* Work order
Check every line below for the word "JSON" and show those that hold it.

____________________

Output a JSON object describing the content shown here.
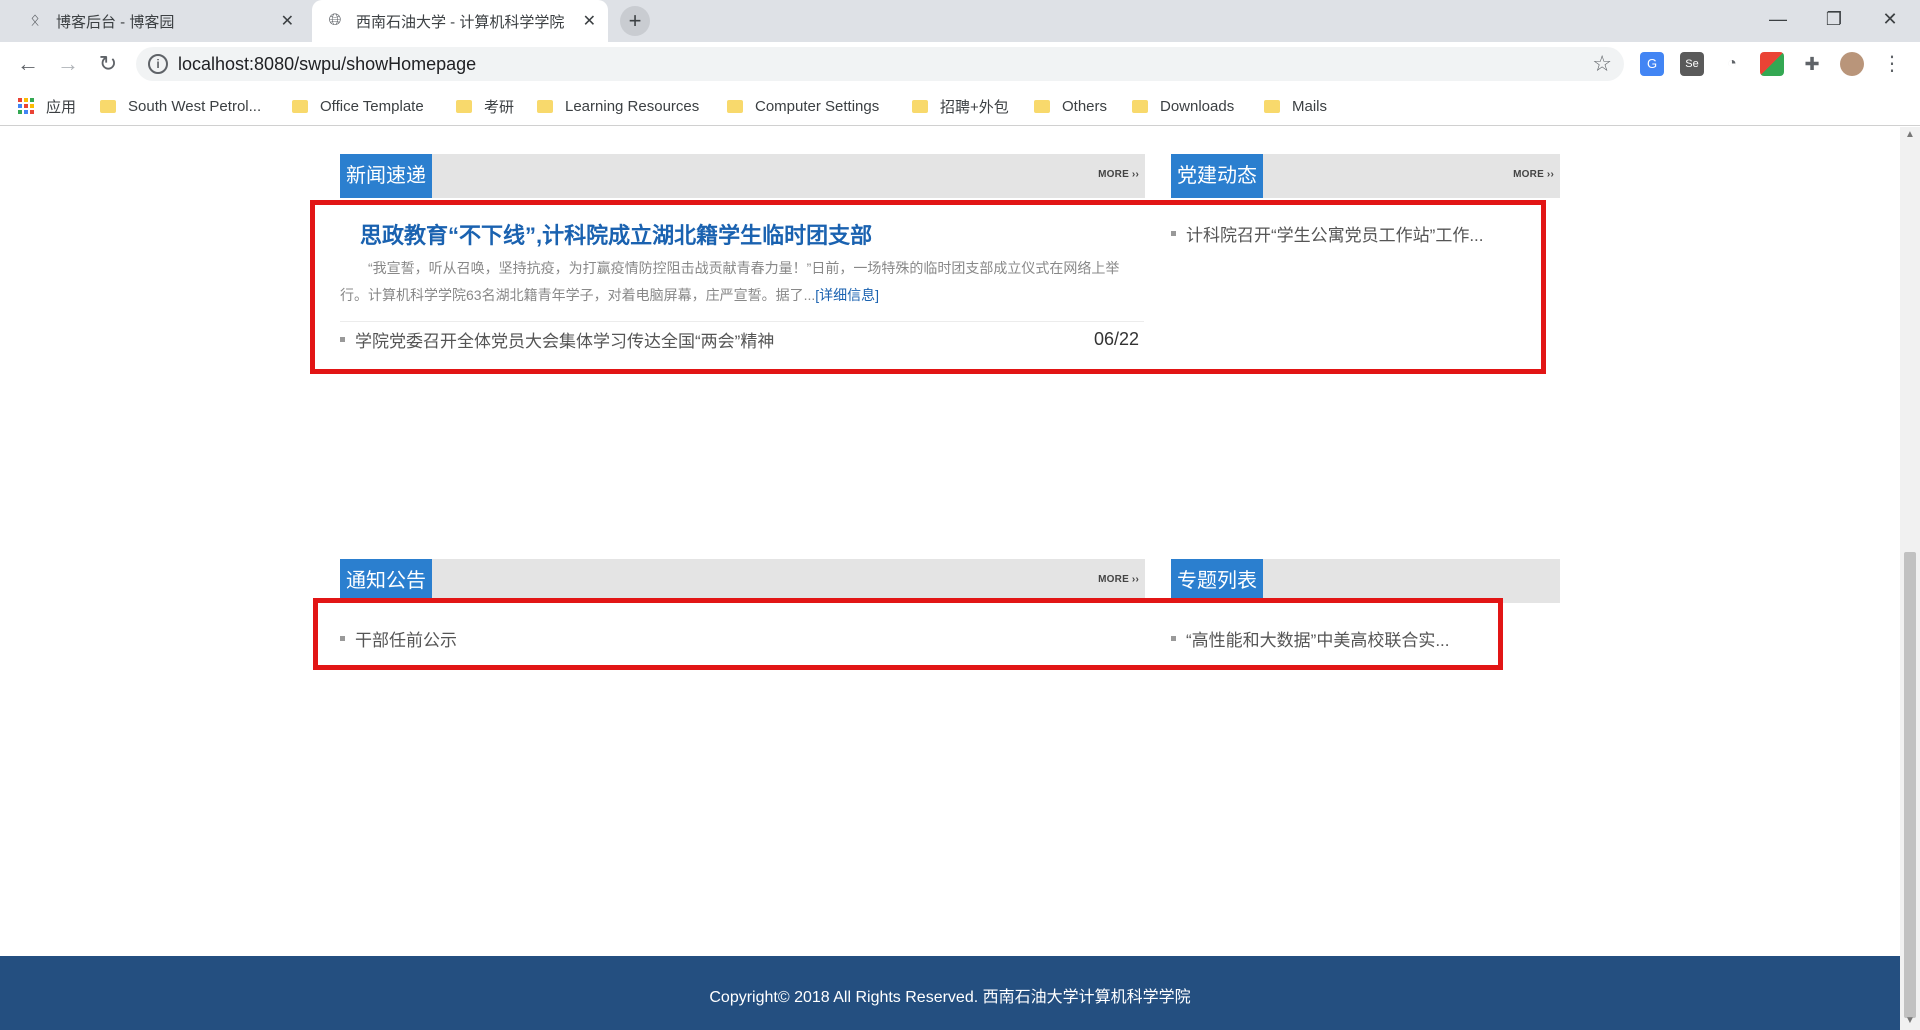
{
  "browser": {
    "tabs": [
      {
        "title": "博客后台 - 博客园",
        "icon": "blog-icon"
      },
      {
        "title": "西南石油大学 - 计算机科学学院",
        "icon": "globe-icon"
      }
    ],
    "new_tab_label": "+",
    "window": {
      "minimize": "—",
      "restore": "❐",
      "close": "✕"
    },
    "url": "localhost:8080/swpu/showHomepage",
    "nav": {
      "back": "←",
      "forward": "→",
      "reload": "↻"
    },
    "bookmark_star": "☆",
    "menu": "⋮",
    "bookmarks": [
      {
        "label": "应用",
        "type": "apps"
      },
      {
        "label": "South West Petrol...",
        "type": "folder"
      },
      {
        "label": "Office Template",
        "type": "folder"
      },
      {
        "label": "考研",
        "type": "folder"
      },
      {
        "label": "Learning Resources",
        "type": "folder"
      },
      {
        "label": "Computer Settings",
        "type": "folder"
      },
      {
        "label": "招聘+外包",
        "type": "folder"
      },
      {
        "label": "Others",
        "type": "folder"
      },
      {
        "label": "Downloads",
        "type": "folder"
      },
      {
        "label": "Mails",
        "type": "folder"
      }
    ]
  },
  "page": {
    "news": {
      "title": "新闻速递",
      "more": "MORE",
      "headline": "思政教育“不下线”,计科院成立湖北籍学生临时团支部",
      "summary": "“我宣誓，听从召唤，坚持抗疫，为打赢疫情防控阻击战贡献青春力量！”日前，一场特殊的临时团支部成立仪式在网络上举行。计算机科学学院63名湖北籍青年学子，对着电脑屏幕，庄严宣誓。据了...",
      "detail_link": "[详细信息]",
      "items": [
        {
          "text": "学院党委召开全体党员大会集体学习传达全国“两会”精神",
          "date": "06/22"
        }
      ]
    },
    "party": {
      "title": "党建动态",
      "more": "MORE",
      "items": [
        {
          "text": "计科院召开“学生公寓党员工作站”工作..."
        }
      ]
    },
    "notice": {
      "title": "通知公告",
      "more": "MORE",
      "items": [
        {
          "text": "干部任前公示"
        }
      ]
    },
    "topics": {
      "title": "专题列表",
      "items": [
        {
          "text": "“高性能和大数据”中美高校联合实..."
        }
      ]
    },
    "footer": {
      "copyright": "Copyright© 2018 All Rights Reserved. 西南石油大学计算机科学学院"
    }
  },
  "colors": {
    "section_title_bg": "#2b7fcf",
    "section_bar_bg": "#e4e4e4",
    "headline": "#1a62b0",
    "footer_bg": "#244f80",
    "highlight_box": "#e21515"
  }
}
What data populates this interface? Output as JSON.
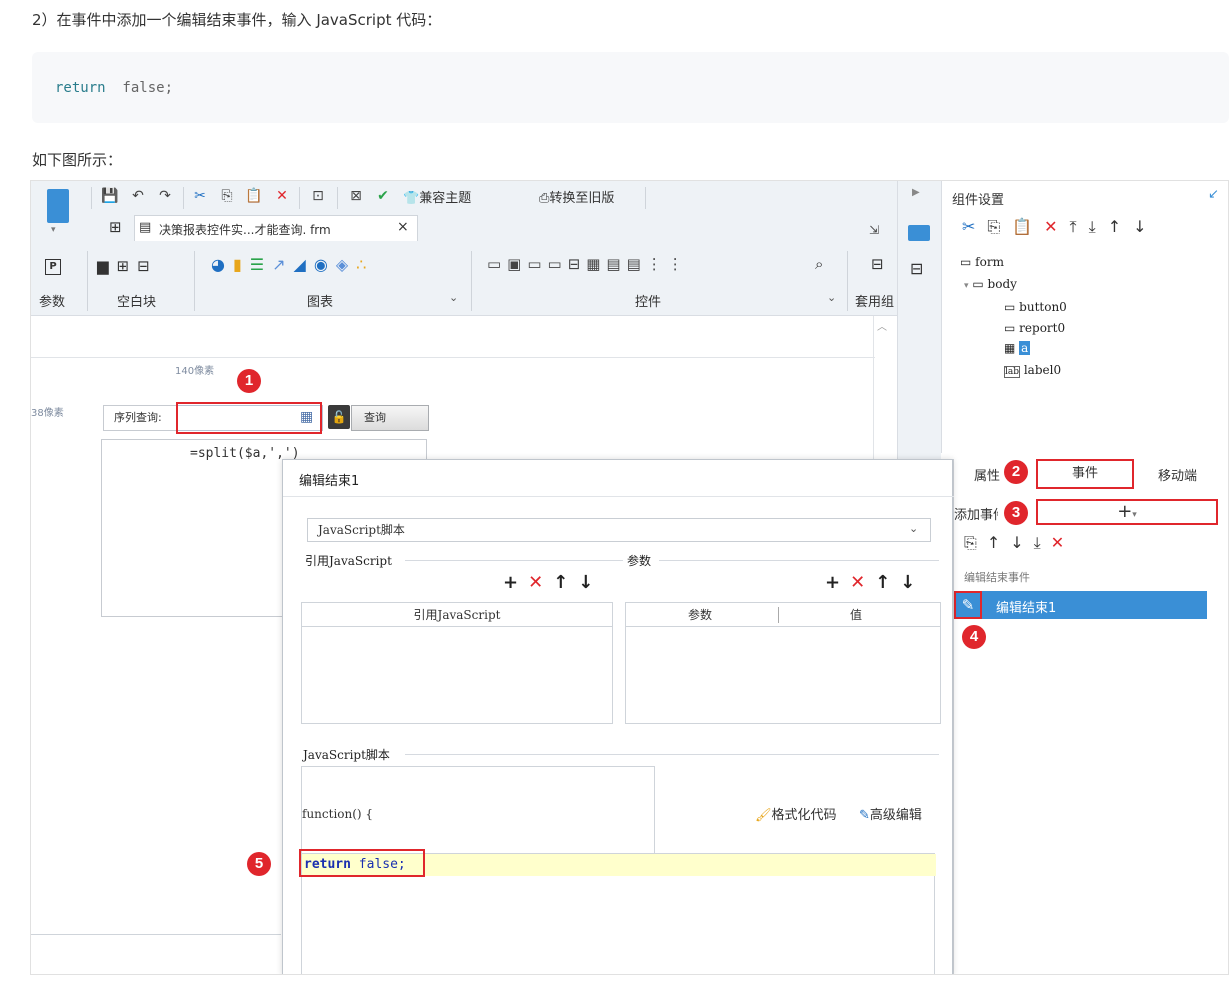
{
  "doc": {
    "step_text": "2）在事件中添加一个编辑结束事件，输入 JavaScript 代码：",
    "code_keyword": "return",
    "code_rest": "  false;",
    "figure_caption": "如下图所示："
  },
  "designer": {
    "toolbar": {
      "compat_theme": "兼容主题",
      "convert_old": "转换至旧版"
    },
    "file_tab": {
      "name": "决策报表控件实...才能查询. frm",
      "close": "×"
    },
    "ribbon": {
      "param_label": "参数",
      "blank_block_label": "空白块",
      "chart_label": "图表",
      "control_label": "控件",
      "layout_label": "套用组"
    },
    "canvas": {
      "ruler_x": "140像素",
      "ruler_y": "38像素",
      "query_label": "序列查询:",
      "query_button": "查询",
      "formula": "=split($a,',')"
    },
    "component_settings": {
      "title": "组件设置",
      "tree": [
        "form",
        "body",
        "button0",
        "report0",
        "a",
        "label0"
      ]
    },
    "prop_tabs": {
      "attributes": "属性",
      "events": "事件",
      "mobile": "移动端"
    },
    "events": {
      "add_event_label": "添加事件",
      "add_symbol": "+",
      "group_label": "编辑结束事件",
      "item_label": "编辑结束1"
    },
    "dialog": {
      "title": "编辑结束1",
      "select_value": "JavaScript脚本",
      "ref_js_label": "引用JavaScript",
      "params_label": "参数",
      "ref_js_col": "引用JavaScript",
      "param_col": "参数",
      "value_col": "值",
      "js_script_label": "JavaScript脚本",
      "function_header": "function() {",
      "format_code": "格式化代码",
      "advanced_edit": "高级编辑",
      "code_return": "return",
      "code_false": " false;"
    },
    "badges": [
      "1",
      "2",
      "3",
      "4",
      "5"
    ]
  }
}
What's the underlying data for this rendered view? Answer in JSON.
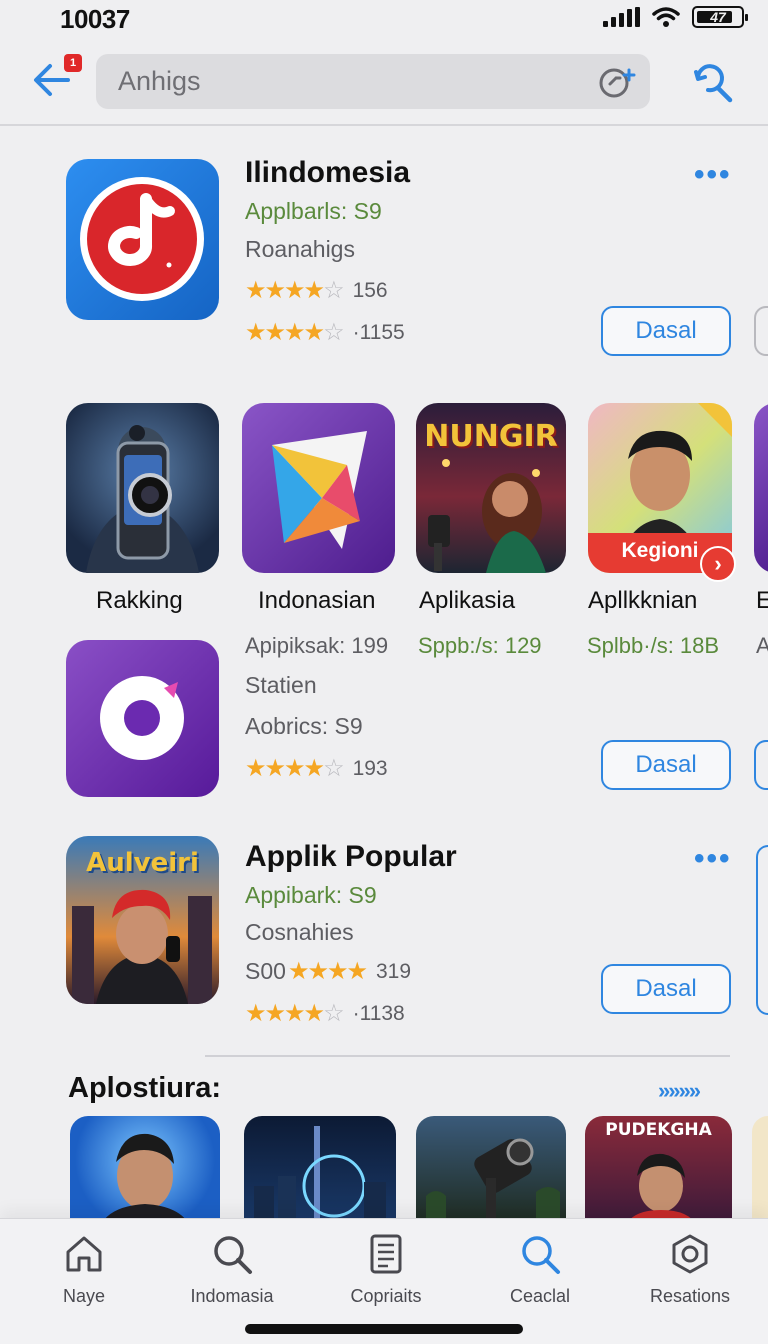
{
  "status_bar": {
    "time": "10037",
    "battery": "47"
  },
  "header": {
    "notification_badge": "1",
    "search": {
      "value": "Anhigs"
    }
  },
  "featured_app": {
    "title": "Ilindomesia",
    "subtitle_green": "Applbarls: S9",
    "category": "Roanahigs",
    "rating1": {
      "count": "156",
      "stars": 4
    },
    "rating2": {
      "count": "·1155",
      "stars": 4
    },
    "button": "Dasal"
  },
  "app_grid": [
    {
      "label": "Rakking",
      "sub": ""
    },
    {
      "label": "Indonasian",
      "sub": "Apipiksak: 199"
    },
    {
      "label": "Aplikasia",
      "sub": "Sppb:/s: 129",
      "banner": "NUNGIR"
    },
    {
      "label": "Apllkknian",
      "sub": "Splbb·/s: 18B",
      "ribbon": "Kegioni"
    },
    {
      "label": "E",
      "sub": "A"
    }
  ],
  "second_app": {
    "line1": "Statien",
    "line2": "Aobrics: S9",
    "rating": {
      "count": "193",
      "stars": 4
    },
    "button": "Dasal"
  },
  "popular_app": {
    "icon_text": "Aulveiri",
    "title": "Applik Popular",
    "subtitle_green": "Appibark: S9",
    "category": "Cosnahies",
    "rating1": {
      "prefix": "S00",
      "count": "319",
      "stars": 4
    },
    "rating2": {
      "count": "·1138",
      "stars": 4
    },
    "button": "Dasal"
  },
  "section": {
    "title": "Aplostiura:",
    "see_more": "»»»»",
    "thumb_text": "PUDEKGHA"
  },
  "tabbar": {
    "tabs": [
      {
        "label": "Naye",
        "icon": "home-icon"
      },
      {
        "label": "Indomasia",
        "icon": "search-icon"
      },
      {
        "label": "Copriaits",
        "icon": "document-icon"
      },
      {
        "label": "Ceaclal",
        "icon": "search-icon"
      },
      {
        "label": "Resations",
        "icon": "hexagon-icon"
      }
    ]
  },
  "colors": {
    "accent": "#2f86e0",
    "star": "#f5a623",
    "green": "#5a8a3c",
    "badge": "#e02929"
  }
}
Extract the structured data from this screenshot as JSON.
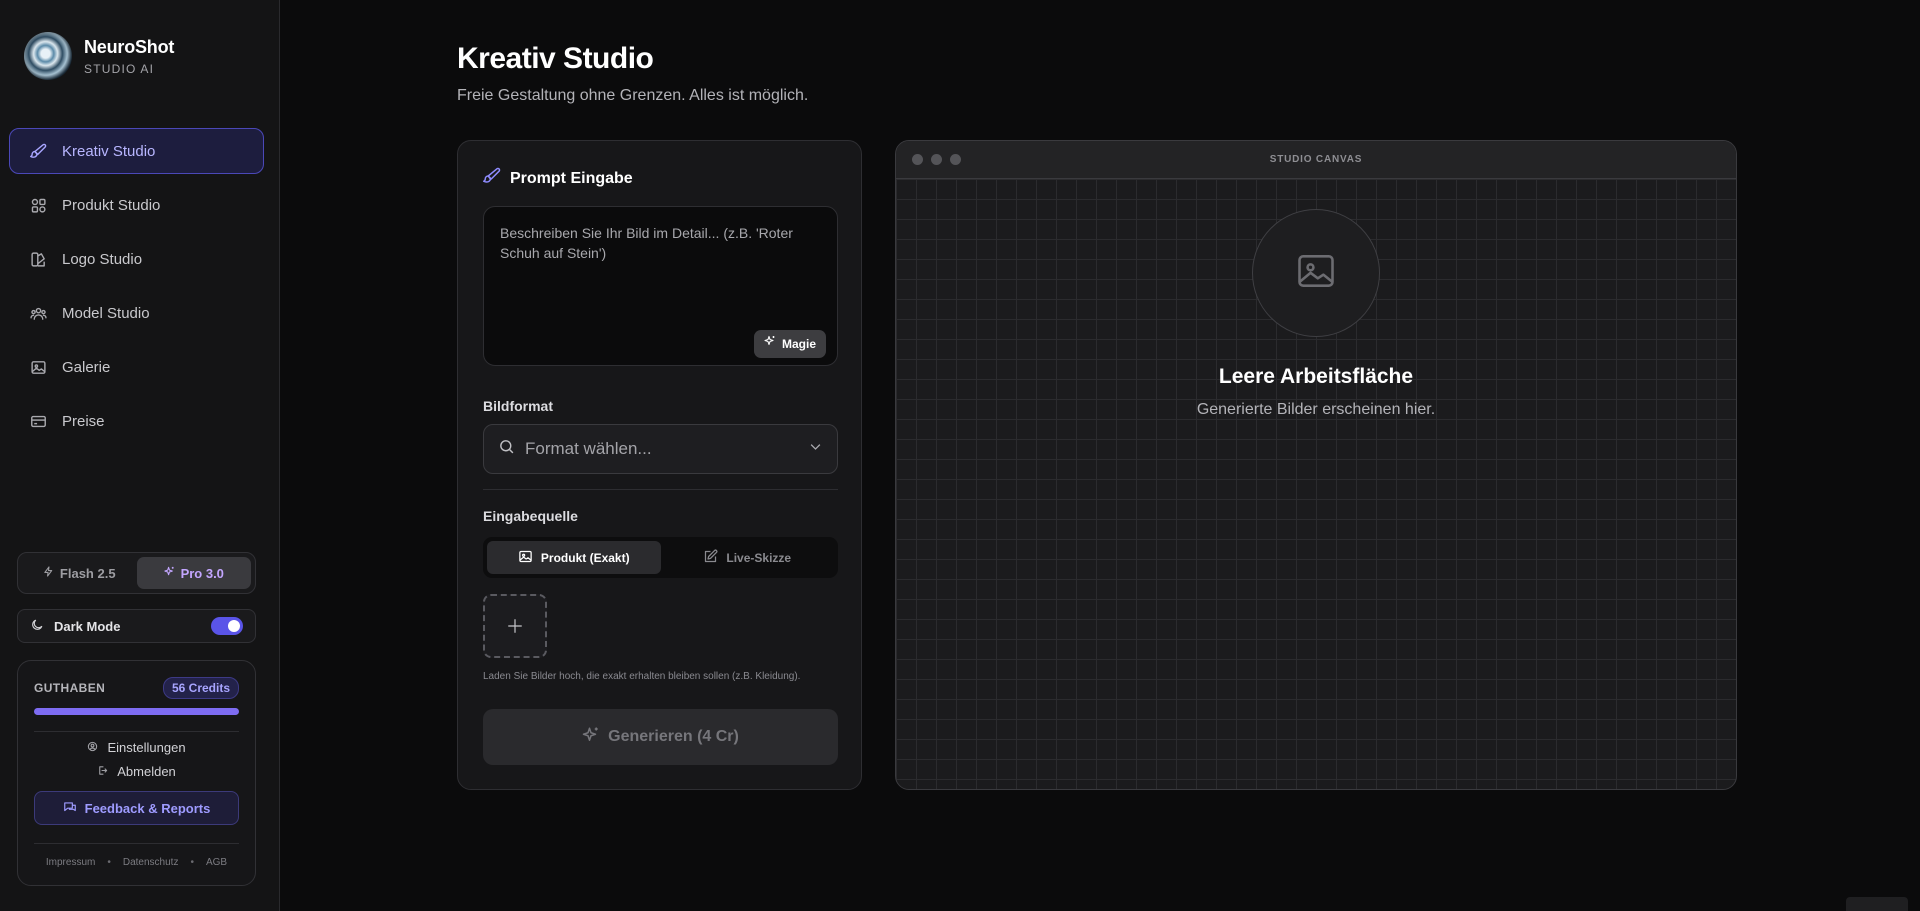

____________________

* Result
Output a JSON object describing the content shown here.
What data populates this interface? Output as JSON.
What's the underlying data for this rendered view? Answer in JSON.
Extract the structured data from this screenshot as JSON.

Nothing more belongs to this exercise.